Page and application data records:
══════════
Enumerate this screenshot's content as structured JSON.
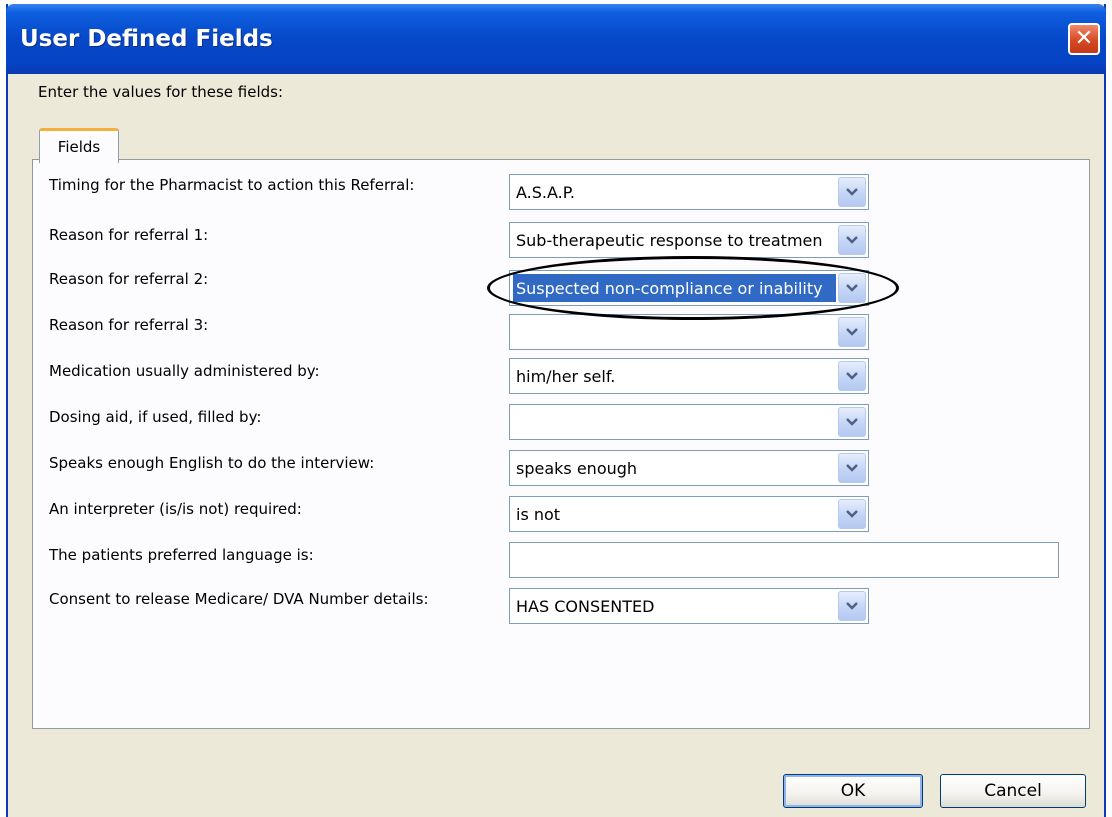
{
  "window": {
    "title": "User Defined Fields",
    "close_glyph": "✕"
  },
  "instruction": "Enter the values for these fields:",
  "tabs": [
    {
      "label": "Fields"
    }
  ],
  "fields": [
    {
      "label": "Timing for the Pharmacist to action this Referral:",
      "value": "A.S.A.P.",
      "type": "combo"
    },
    {
      "label": "Reason for referral 1:",
      "value": "Sub-therapeutic response to treatmen",
      "type": "combo"
    },
    {
      "label": "Reason for referral 2:",
      "value": "Suspected non-compliance or inability",
      "type": "combo",
      "selected": true
    },
    {
      "label": "Reason for referral 3:",
      "value": "",
      "type": "combo"
    },
    {
      "label": "Medication usually administered by:",
      "value": "him/her self.",
      "type": "combo"
    },
    {
      "label": "Dosing aid, if used, filled by:",
      "value": "",
      "type": "combo"
    },
    {
      "label": "Speaks enough English to do the interview:",
      "value": "speaks enough",
      "type": "combo"
    },
    {
      "label": "An interpreter (is/is not) required:",
      "value": "is not",
      "type": "combo"
    },
    {
      "label": "The patients preferred language is:",
      "value": "",
      "type": "text"
    },
    {
      "label": "Consent to release Medicare/ DVA  Number details:",
      "value": "HAS CONSENTED",
      "type": "combo"
    }
  ],
  "buttons": {
    "ok": "OK",
    "cancel": "Cancel"
  },
  "colors": {
    "title_bar": "#0648c8",
    "selection": "#316ac5",
    "close_button": "#d64a22",
    "tab_accent": "#f3b03a"
  },
  "icons": {
    "dropdown": "chevron-down-icon",
    "close": "close-icon"
  }
}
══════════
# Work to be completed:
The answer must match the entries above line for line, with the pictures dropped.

# Answer to this task:
Enumerate this screenshot's content as structured JSON.
{
  "window": {
    "title": "User Defined Fields",
    "close_glyph": "✕"
  },
  "instruction": "Enter the values for these fields:",
  "tabs": [
    {
      "label": "Fields"
    }
  ],
  "fields": [
    {
      "label": "Timing for the Pharmacist to action this Referral:",
      "value": "A.S.A.P.",
      "type": "combo"
    },
    {
      "label": "Reason for referral 1:",
      "value": "Sub-therapeutic response to treatmen",
      "type": "combo"
    },
    {
      "label": "Reason for referral 2:",
      "value": "Suspected non-compliance or inability",
      "type": "combo",
      "selected": true
    },
    {
      "label": "Reason for referral 3:",
      "value": "",
      "type": "combo"
    },
    {
      "label": "Medication usually administered by:",
      "value": "him/her self.",
      "type": "combo"
    },
    {
      "label": "Dosing aid, if used, filled by:",
      "value": "",
      "type": "combo"
    },
    {
      "label": "Speaks enough English to do the interview:",
      "value": "speaks enough",
      "type": "combo"
    },
    {
      "label": "An interpreter (is/is not) required:",
      "value": "is not",
      "type": "combo"
    },
    {
      "label": "The patients preferred language is:",
      "value": "",
      "type": "text"
    },
    {
      "label": "Consent to release Medicare/ DVA  Number details:",
      "value": "HAS CONSENTED",
      "type": "combo"
    }
  ],
  "buttons": {
    "ok": "OK",
    "cancel": "Cancel"
  },
  "colors": {
    "title_bar": "#0648c8",
    "selection": "#316ac5",
    "close_button": "#d64a22",
    "tab_accent": "#f3b03a"
  },
  "icons": {
    "dropdown": "chevron-down-icon",
    "close": "close-icon"
  }
}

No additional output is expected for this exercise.